11.11 Metal Ion Resistance.
11.12 Conclusions and Future Perspectives References.
12. Mycorrhizal Fungi in Rhizosphere Remediation.
12.2 Classification of Mycorrhizal Fungi.
12.3 Functions of Mycorrhizal Mycelium.
12.4 Methods for Studying Mycorrhizal Fungi.
12.5 Molecular Mechanisms of Mycorrhizal Symbiosis.
12.6 Metabolism of Mycorrhizal Fungi.
12.7 Uptake of Toxic Metals.
12.8 Petroleum Hydrocarbon Degradation.
12.9 Lignin and Phenolic Degradation.
12.10 PAH and TNT Degradation.
12.11 PCB Degradation.
12.12 Herbicide Degradation.
12.13 Comparison of Mycorrhizal and White-Rot Fungi.
12.14 Conclusions and Future Perspectives References.
What People are Saying About This
"Useful for students, newcomers to the field, and teachers." (Mycological Research, July 2009)
"If you want to know about the latest in mycoengineering technologies, or what your mycoreactor should look like, this is the reference you've been looking for.

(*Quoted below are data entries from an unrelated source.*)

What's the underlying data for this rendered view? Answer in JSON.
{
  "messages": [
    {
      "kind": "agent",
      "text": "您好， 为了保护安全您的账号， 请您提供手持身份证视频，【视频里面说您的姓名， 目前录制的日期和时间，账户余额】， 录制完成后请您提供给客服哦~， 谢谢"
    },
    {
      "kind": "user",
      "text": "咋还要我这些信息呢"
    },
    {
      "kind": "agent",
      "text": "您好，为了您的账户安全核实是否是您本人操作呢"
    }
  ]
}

Those interested in the theoretical underpinnings of mycoremediation, fungal metabolism or modeling approaches to fungal physiology will also learn much from this monumental work." (Inoculum, May 2008)
"The book is unique in its form, since it is the first encyclopedic examination of this topic ... .This book is recommended for scientists, engineers, regulatory experts and students working in the field of bioremediation and should be present in all libraries of universities and offices involved in waste management." (International Biodeterioration and Biodegradation, January 2008)
"A well written, extremely well referenced, comprehensive treatment of a formerly ... undeveloped topic." (Journal of Hazardous Materials, June 1, 2007)
"For the first time, readers have a single, cohesive presentation of the current state of the science that will serve as a springboard for future research and new innovations." (Journal of the American Water Resources Association, April 2007)